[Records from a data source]
────────

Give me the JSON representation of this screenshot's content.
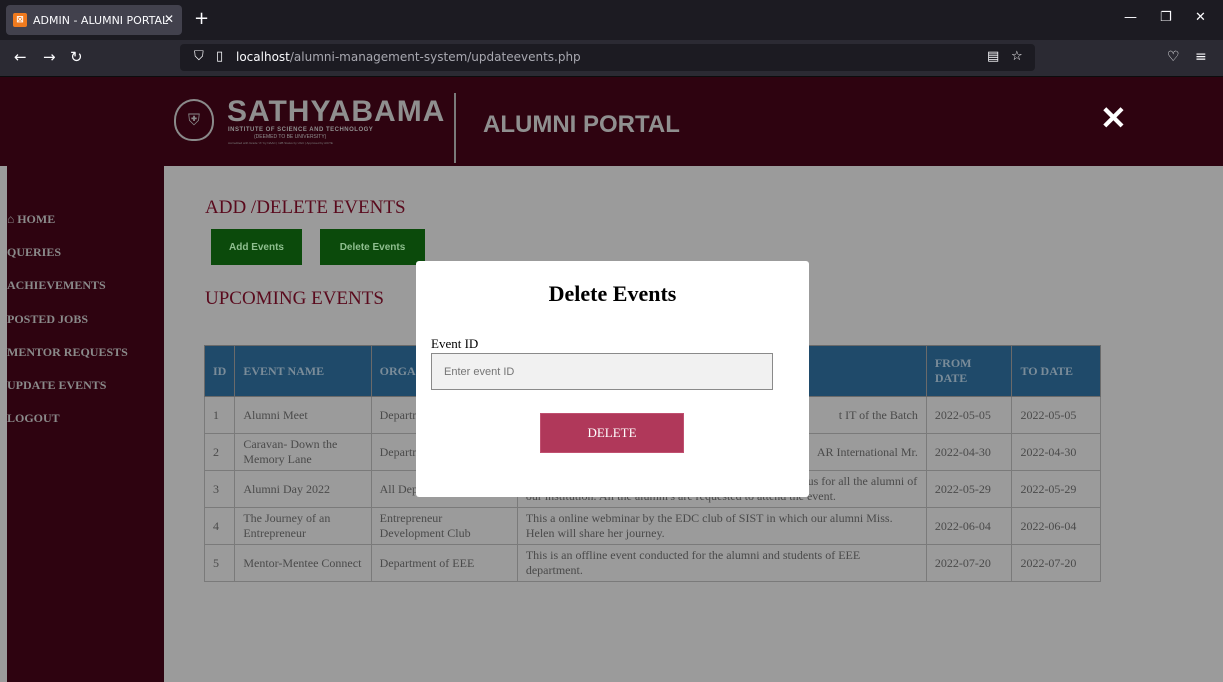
{
  "browser": {
    "tab_title": "ADMIN - ALUMNI PORTAL",
    "tab_favicon": "xampp-icon",
    "url_host": "localhost",
    "url_path": "/alumni-management-system/updateevents.php"
  },
  "header": {
    "logo_name": "SATHYABAMA",
    "logo_subtitle": "INSTITUTE OF SCIENCE AND TECHNOLOGY",
    "logo_deemed": "(DEEMED TO BE UNIVERSITY)",
    "logo_accreditation": "Accredited with Grade \"A\" by NAAC | 12B Status by UGC | Approved by AICTE",
    "portal_title": "ALUMNI PORTAL",
    "close_symbol": "✕"
  },
  "sidebar": {
    "items": [
      {
        "label": "HOME",
        "icon": "home-icon"
      },
      {
        "label": "QUERIES"
      },
      {
        "label": "ACHIEVEMENTS"
      },
      {
        "label": "POSTED JOBS"
      },
      {
        "label": "MENTOR REQUESTS"
      },
      {
        "label": "UPDATE EVENTS"
      },
      {
        "label": "LOGOUT"
      }
    ]
  },
  "main": {
    "heading": "ADD /DELETE EVENTS",
    "add_button": "Add Events",
    "delete_button": "Delete Events",
    "upcoming_heading": "UPCOMING EVENTS"
  },
  "table": {
    "headers": [
      "ID",
      "EVENT NAME",
      "ORGA",
      "",
      "FROM DATE",
      "TO DATE"
    ],
    "rows": [
      {
        "id": "1",
        "name": "Alumni Meet",
        "org": "Departm Informa",
        "desc": "t IT of the Batch",
        "from": "2022-05-05",
        "to": "2022-05-05"
      },
      {
        "id": "2",
        "name": "Caravan- Down the Memory Lane",
        "org": "Departm",
        "desc": "AR International Mr.",
        "from": "2022-04-30",
        "to": "2022-04-30"
      },
      {
        "id": "3",
        "name": "Alumni Day 2022",
        "org": "All Departments",
        "desc": "Alumni Day 2022 is a offline alumni meet inside the campus for all the alumni of our institution. All the alumni's are requested to attend the event.",
        "from": "2022-05-29",
        "to": "2022-05-29"
      },
      {
        "id": "4",
        "name": "The Journey of an Entrepreneur",
        "org": "Entrepreneur Development Club",
        "desc": "This a online webminar by the EDC club of SIST in which our alumni Miss. Helen will share her journey.",
        "from": "2022-06-04",
        "to": "2022-06-04"
      },
      {
        "id": "5",
        "name": "Mentor-Mentee Connect",
        "org": "Department of EEE",
        "desc": "This is an offline event conducted for the alumni and students of EEE department.",
        "from": "2022-07-20",
        "to": "2022-07-20"
      }
    ]
  },
  "modal": {
    "title": "Delete Events",
    "label": "Event ID",
    "placeholder": "Enter event ID",
    "value": "",
    "button": "DELETE"
  }
}
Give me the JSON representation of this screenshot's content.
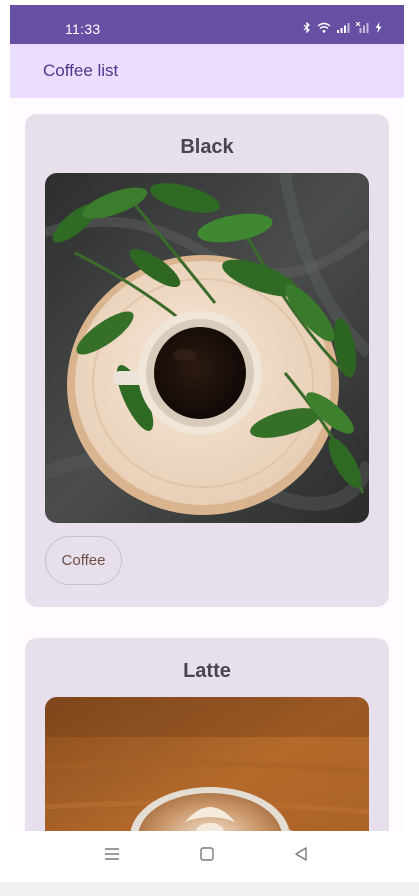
{
  "status_bar": {
    "time": "11:33",
    "icons": [
      "bluetooth-icon",
      "wifi-icon",
      "signal-icon",
      "signal-no-service-icon",
      "battery-charging-icon"
    ]
  },
  "app_bar": {
    "title": "Coffee list"
  },
  "coffees": [
    {
      "title": "Black",
      "image": "black-coffee-cup-with-leaves-photo",
      "chips": [
        "Coffee"
      ]
    },
    {
      "title": "Latte",
      "image": "latte-art-cup-photo"
    }
  ],
  "nav_bar": {
    "buttons": [
      "menu-icon",
      "home-icon",
      "back-icon"
    ]
  },
  "colors": {
    "status_bar": "#6750a4",
    "app_bar": "#eaddff",
    "app_bar_title": "#4f378b",
    "card": "#e7e0ec",
    "card_title": "#49454f"
  }
}
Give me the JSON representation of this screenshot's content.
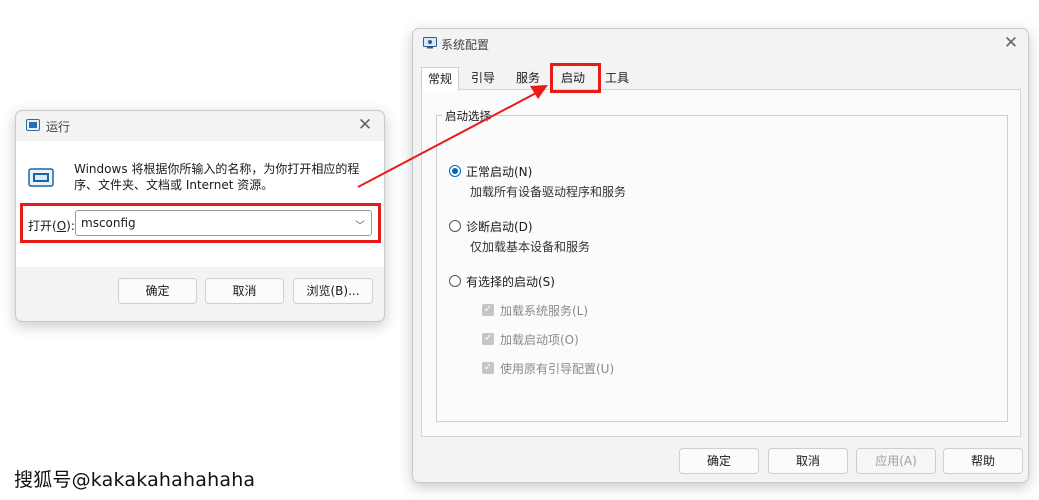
{
  "run_dialog": {
    "title": "运行",
    "description": "Windows 将根据你所输入的名称，为你打开相应的程序、文件夹、文档或 Internet 资源。",
    "open_label_prefix": "打开(",
    "open_label_key": "O",
    "open_label_suffix": "):",
    "input_value": "msconfig",
    "ok_button": "确定",
    "cancel_button": "取消",
    "browse_button": "浏览(B)..."
  },
  "msconfig_dialog": {
    "title": "系统配置",
    "tabs": [
      {
        "label": "常规",
        "active": true
      },
      {
        "label": "引导",
        "active": false
      },
      {
        "label": "服务",
        "active": false
      },
      {
        "label": "启动",
        "active": false
      },
      {
        "label": "工具",
        "active": false
      }
    ],
    "group_label": "启动选择",
    "options": [
      {
        "label": "正常启动(N)",
        "description": "加载所有设备驱动程序和服务",
        "selected": true
      },
      {
        "label": "诊断启动(D)",
        "description": "仅加载基本设备和服务",
        "selected": false
      },
      {
        "label": "有选择的启动(S)",
        "selected": false
      }
    ],
    "checkboxes": [
      {
        "label": "加载系统服务(L)",
        "checked": true,
        "disabled": true
      },
      {
        "label": "加载启动项(O)",
        "checked": true,
        "disabled": true
      },
      {
        "label": "使用原有引导配置(U)",
        "checked": true,
        "disabled": true
      }
    ],
    "buttons": {
      "ok": "确定",
      "cancel": "取消",
      "apply": "应用(A)",
      "help": "帮助"
    }
  },
  "watermark": "搜狐号@kakakahahahaha",
  "colors": {
    "highlight": "#e81b1b",
    "radio_accent": "#0067c0"
  }
}
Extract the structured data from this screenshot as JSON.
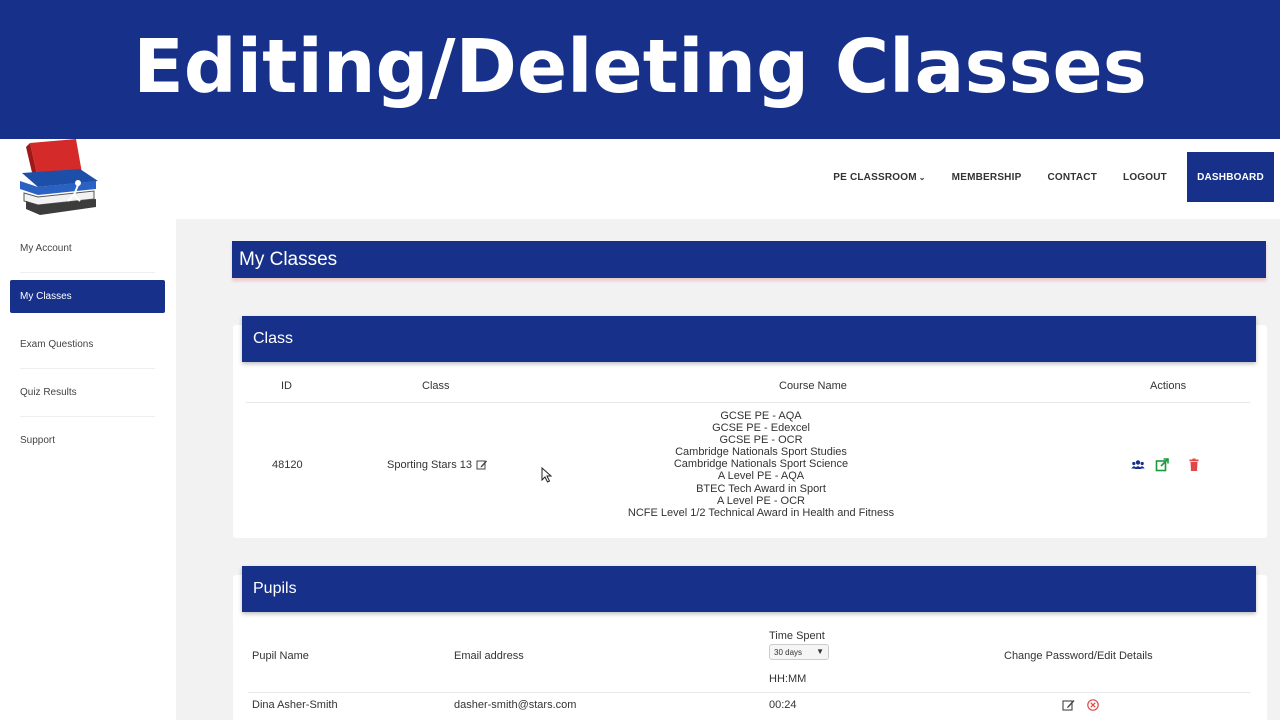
{
  "banner": {
    "title": "Editing/Deleting Classes"
  },
  "nav": {
    "items": [
      {
        "label": "PE CLASSROOM",
        "has_dropdown": true
      },
      {
        "label": "MEMBERSHIP"
      },
      {
        "label": "CONTACT"
      },
      {
        "label": "LOGOUT"
      }
    ],
    "dashboard": "DASHBOARD"
  },
  "sidebar": {
    "items": [
      {
        "label": "My Account"
      },
      {
        "label": "My Classes",
        "active": true
      },
      {
        "label": "Exam Questions"
      },
      {
        "label": "Quiz Results"
      },
      {
        "label": "Support"
      }
    ]
  },
  "page": {
    "title": "My Classes"
  },
  "class_card": {
    "title": "Class",
    "headers": {
      "id": "ID",
      "class": "Class",
      "course": "Course Name",
      "actions": "Actions"
    },
    "row": {
      "id": "48120",
      "class_name": "Sporting Stars 13",
      "courses": [
        "GCSE PE - AQA",
        "GCSE PE - Edexcel",
        "GCSE PE - OCR",
        "Cambridge Nationals Sport Studies",
        "Cambridge Nationals Sport Science",
        "A Level PE - AQA",
        "BTEC Tech Award in Sport",
        "A Level PE - OCR",
        "NCFE Level 1/2 Technical Award in Health and Fitness"
      ]
    }
  },
  "pupils_card": {
    "title": "Pupils",
    "headers": {
      "name": "Pupil Name",
      "email": "Email address",
      "time_spent": "Time Spent",
      "time_unit": "HH:MM",
      "change": "Change Password/Edit Details"
    },
    "period_select": {
      "value": "30 days"
    },
    "rows": [
      {
        "name": "Dina Asher-Smith",
        "email": "dasher-smith@stars.com",
        "time": "00:24"
      }
    ]
  },
  "colors": {
    "primary": "#17318a",
    "edit_green": "#1a9a3a",
    "delete_red": "#e04848",
    "users_blue": "#17318a"
  },
  "icons": {
    "class_edit": "edit-icon",
    "view_pupils": "users-icon",
    "open_class": "external-link-icon",
    "delete_class": "trash-icon",
    "pupil_edit": "edit-icon",
    "pupil_remove": "remove-circle-icon"
  }
}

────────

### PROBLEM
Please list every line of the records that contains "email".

### RESPONSE
      "email": "Email address",
        "email": "dasher-smith@stars.com",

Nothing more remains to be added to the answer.